•Very little black above the eye and above the bill.

•Narrow white central upperparts sandwiched between completely black scapulars.

•Sharp-dressed, adult looking. However the clear moult contrast in the greater coverts (long uniform black inners against short, pale tipped and browner outers) in addition to the brownish primary coverts is indicative of a first summer plumage.

•Not extremely long primary projection.

•Tail-pattern typical of Pied, Cyprus, Eastern and Western Black-eared Wheatear.

This combination of characters does not seem to match a certain species, and indeed most are a mix of (Eastern) Black-eared and Pied features or something in-between… Of course hybrids do not necessarily show a perfect mix of both parents characters.

Hybridization seem to occur quite commonly in certain areas and there seem to be even a stable hybrid population! See the reference below taken form Wheatears of Palearctic – Ecology, Behaviour and Evolution of the Genus Oenanthe. Panov, E N 2005. Sofia-Moscow kindly send by Arend Wassink.

‘Hybridogenous populations have been studied in northern Iran, eastern and north-western Azerbaijan, in Dagestan, and at Mangghyslak peninsula and westernmost edge of the Ustyurt plateau in Kazakhstan. Hybridisation seems to continue in the first four areas, where individuals of both species penetrate into the hybrid zones. In Kazakhstan there is no geneflow from melanoleuca into the hybrid zone anymore’.

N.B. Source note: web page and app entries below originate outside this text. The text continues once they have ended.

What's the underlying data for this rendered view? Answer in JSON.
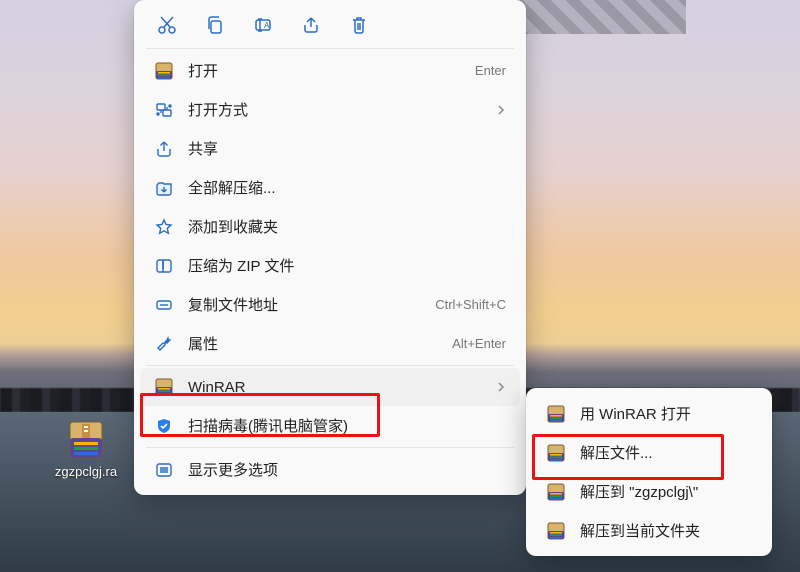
{
  "desktop": {
    "file_label": "zgzpclgj.ra"
  },
  "menu": {
    "open_label": "打开",
    "open_shortcut": "Enter",
    "open_with_label": "打开方式",
    "share_label": "共享",
    "extract_all_label": "全部解压缩...",
    "favorite_label": "添加到收藏夹",
    "compress_zip_label": "压缩为 ZIP 文件",
    "copy_path_label": "复制文件地址",
    "copy_path_shortcut": "Ctrl+Shift+C",
    "properties_label": "属性",
    "properties_shortcut": "Alt+Enter",
    "winrar_label": "WinRAR",
    "scan_label": "扫描病毒(腾讯电脑管家)",
    "more_label": "显示更多选项"
  },
  "submenu": {
    "open_with_winrar_label": "用 WinRAR 打开",
    "extract_files_label": "解压文件...",
    "extract_to_label": "解压到 \"zgzpclgj\\\"",
    "extract_here_label": "解压到当前文件夹"
  }
}
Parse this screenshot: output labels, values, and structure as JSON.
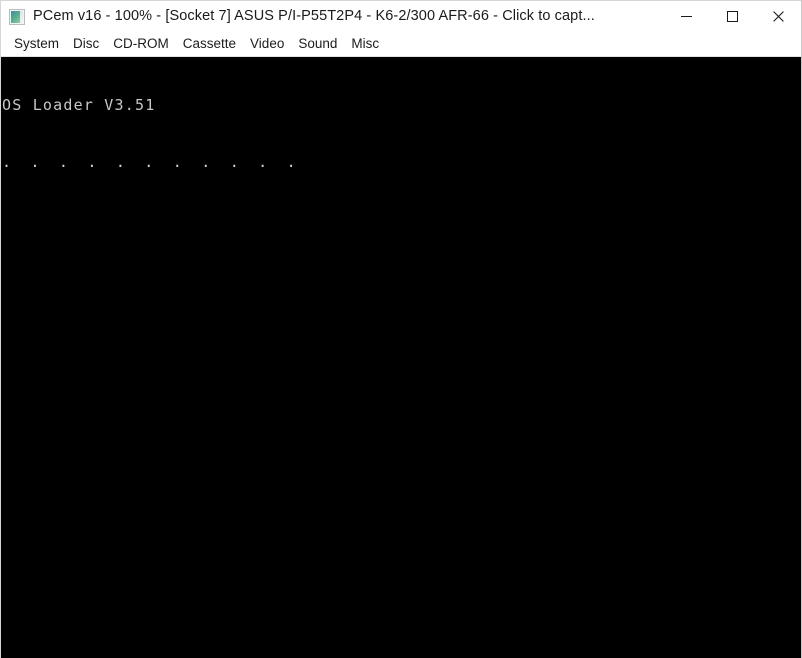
{
  "window": {
    "title": "PCem v16 - 100% - [Socket 7] ASUS P/I-P55T2P4 - K6-2/300 AFR-66 - Click to capt...",
    "icon_name": "pcem-monitor-icon",
    "controls": [
      {
        "name": "minimize-button",
        "icon": "minimize-icon",
        "label": "Minimize"
      },
      {
        "name": "maximize-button",
        "icon": "maximize-icon",
        "label": "Maximize"
      },
      {
        "name": "close-button",
        "icon": "close-icon",
        "label": "Close"
      }
    ]
  },
  "menubar": {
    "items": [
      {
        "label": "System"
      },
      {
        "label": "Disc"
      },
      {
        "label": "CD-ROM"
      },
      {
        "label": "Cassette"
      },
      {
        "label": "Video"
      },
      {
        "label": "Sound"
      },
      {
        "label": "Misc"
      }
    ]
  },
  "screen": {
    "background_color": "#000000",
    "text_color": "#c8c8c8",
    "lines": [
      "OS Loader V3.51",
      ". . . . . . . . . . ."
    ]
  }
}
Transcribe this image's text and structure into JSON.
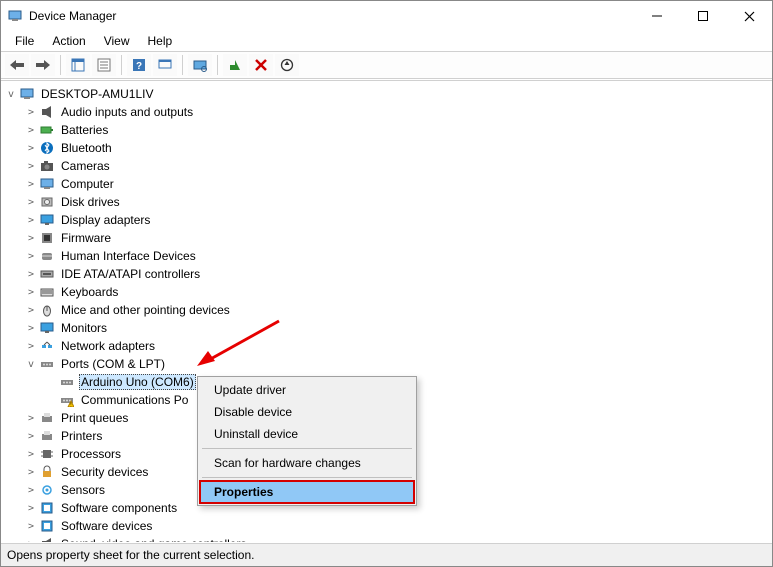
{
  "window": {
    "title": "Device Manager"
  },
  "menubar": {
    "file": "File",
    "action": "Action",
    "view": "View",
    "help": "Help"
  },
  "toolbar": {
    "back": "Back",
    "forward": "Forward",
    "show_hide": "Show/Hide Console Tree",
    "properties": "Properties",
    "help": "Help",
    "action_center": "Action Center",
    "scan": "Scan for hardware changes",
    "enable": "Enable device",
    "uninstall": "Uninstall device",
    "update": "Update driver"
  },
  "tree": {
    "root": "DESKTOP-AMU1LIV",
    "items": [
      {
        "label": "Audio inputs and outputs",
        "icon": "speaker"
      },
      {
        "label": "Batteries",
        "icon": "battery"
      },
      {
        "label": "Bluetooth",
        "icon": "bluetooth"
      },
      {
        "label": "Cameras",
        "icon": "camera"
      },
      {
        "label": "Computer",
        "icon": "computer"
      },
      {
        "label": "Disk drives",
        "icon": "disk"
      },
      {
        "label": "Display adapters",
        "icon": "display"
      },
      {
        "label": "Firmware",
        "icon": "firmware"
      },
      {
        "label": "Human Interface Devices",
        "icon": "hid"
      },
      {
        "label": "IDE ATA/ATAPI controllers",
        "icon": "ide"
      },
      {
        "label": "Keyboards",
        "icon": "keyboard"
      },
      {
        "label": "Mice and other pointing devices",
        "icon": "mouse"
      },
      {
        "label": "Monitors",
        "icon": "monitor"
      },
      {
        "label": "Network adapters",
        "icon": "network"
      }
    ],
    "ports": {
      "label": "Ports (COM & LPT)",
      "children": [
        {
          "label": "Arduino Uno (COM6)",
          "selected": true,
          "icon": "port"
        },
        {
          "label": "Communications Po",
          "warn": true,
          "icon": "port"
        }
      ]
    },
    "after_ports": [
      {
        "label": "Print queues",
        "icon": "printqueue"
      },
      {
        "label": "Printers",
        "icon": "printer"
      },
      {
        "label": "Processors",
        "icon": "cpu"
      },
      {
        "label": "Security devices",
        "icon": "security"
      },
      {
        "label": "Sensors",
        "icon": "sensor"
      },
      {
        "label": "Software components",
        "icon": "software"
      },
      {
        "label": "Software devices",
        "icon": "software"
      },
      {
        "label": "Sound, video and game controllers",
        "icon": "sound"
      }
    ]
  },
  "context_menu": {
    "update": "Update driver",
    "disable": "Disable device",
    "uninstall": "Uninstall device",
    "scan": "Scan for hardware changes",
    "properties": "Properties"
  },
  "statusbar": {
    "text": "Opens property sheet for the current selection."
  }
}
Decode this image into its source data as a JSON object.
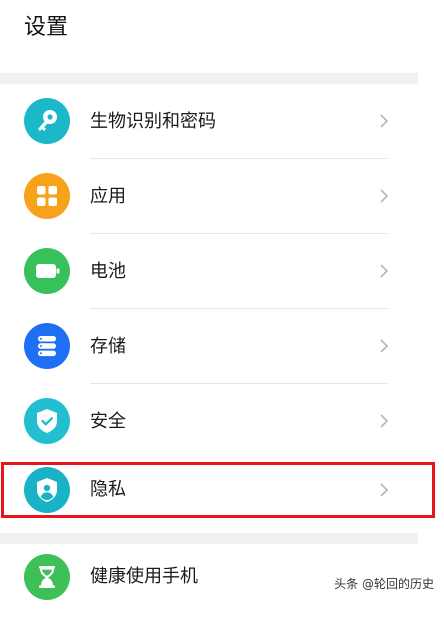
{
  "header": {
    "title": "设置"
  },
  "items": [
    {
      "label": "生物识别和密码",
      "icon": "key-icon",
      "color": "#1bb8c9"
    },
    {
      "label": "应用",
      "icon": "apps-grid-icon",
      "color": "#f7a21b"
    },
    {
      "label": "电池",
      "icon": "battery-icon",
      "color": "#37c15a"
    },
    {
      "label": "存储",
      "icon": "storage-icon",
      "color": "#1f6ff5"
    },
    {
      "label": "安全",
      "icon": "shield-check-icon",
      "color": "#22bfd0"
    },
    {
      "label": "隐私",
      "icon": "privacy-shield-icon",
      "color": "#1ab2c6"
    },
    {
      "label": "健康使用手机",
      "icon": "hourglass-icon",
      "color": "#3fbf58"
    }
  ],
  "highlight_color": "#e8141c",
  "watermark": "头条 @轮回的历史"
}
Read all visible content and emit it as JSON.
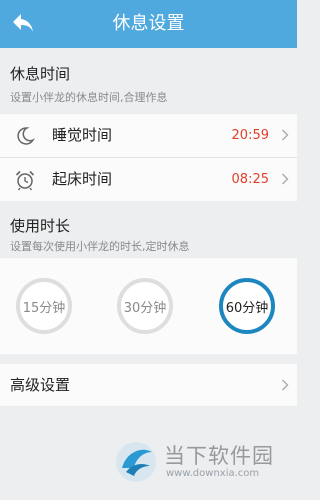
{
  "header": {
    "title": "休息设置",
    "back_icon": "back-arrow-icon"
  },
  "rest_time": {
    "title": "休息时间",
    "subtitle": "设置小伴龙的休息时间,合理作息",
    "items": [
      {
        "label": "睡觉时间",
        "value": "20:59",
        "icon": "moon-icon"
      },
      {
        "label": "起床时间",
        "value": "08:25",
        "icon": "alarm-clock-icon"
      }
    ]
  },
  "usage": {
    "title": "使用时长",
    "subtitle": "设置每次使用小伴龙的时长,定时休息",
    "options": [
      {
        "label": "15分钟",
        "selected": false
      },
      {
        "label": "30分钟",
        "selected": false
      },
      {
        "label": "60分钟",
        "selected": true
      }
    ]
  },
  "advanced": {
    "label": "高级设置"
  },
  "watermark": {
    "text": "当下软件园",
    "url": "www.downxia.com"
  },
  "colors": {
    "accent": "#4fa9de",
    "time_value": "#e0402a",
    "selected_ring": "#1d86bf",
    "unselected_ring": "#dedede"
  }
}
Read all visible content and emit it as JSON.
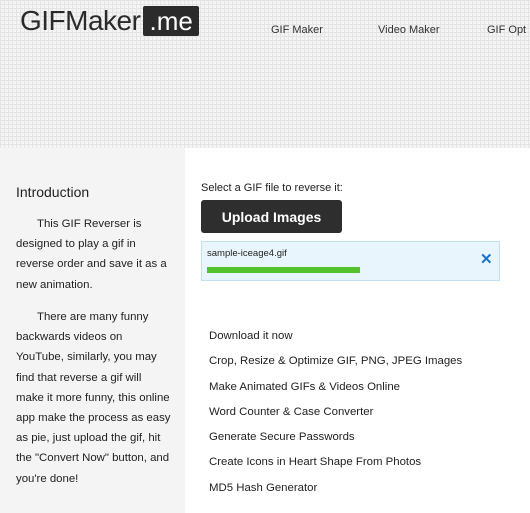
{
  "logo": {
    "main": "GIFMaker",
    "suffix": ".me"
  },
  "nav": [
    {
      "label": "GIF Maker"
    },
    {
      "label": "Video Maker"
    },
    {
      "label": "GIF Opt"
    }
  ],
  "sidebar": {
    "heading": "Introduction",
    "paragraphs": [
      "This GIF Reverser is designed to play a gif in reverse order and save it as a new animation.",
      "There are many funny backwards videos on YouTube, similarly, you may find that reverse a gif will make it more funny, this online app make the process as easy as pie, just upload the gif, hit the \"Convert Now\" button, and you're done!"
    ]
  },
  "main": {
    "select_label": "Select a GIF file to reverse it:",
    "upload_button": "Upload Images",
    "file": {
      "name": "sample-iceage4.gif",
      "progress": 1.0
    },
    "links": [
      "Download it now",
      "Crop, Resize & Optimize GIF, PNG, JPEG Images",
      "Make Animated GIFs & Videos Online",
      "Word Counter & Case Converter",
      "Generate Secure Passwords",
      "Create Icons in Heart Shape From Photos",
      "MD5 Hash Generator"
    ]
  },
  "icons": {
    "remove": "close-icon"
  },
  "colors": {
    "progress": "#52c22b",
    "remove_icon": "#1a73c8",
    "button": "#2e2e2e"
  }
}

We had some discussion about the bird already and have send the pics to Andrea Corso and Magnuss Ullman for comments (see Magnus’s great paper on the separation of Western and Eastern Black-eared Wheatears in Dutch Birding 2003: 2), which were both very helpful. The option hybrid Eastern Black-eared x Pied Wheatear seemed indeed the best one but I am still amazed about the appearance of this bird!

Does anybody know records in W-Europe of this hybrid-type or birds looking similar to this one?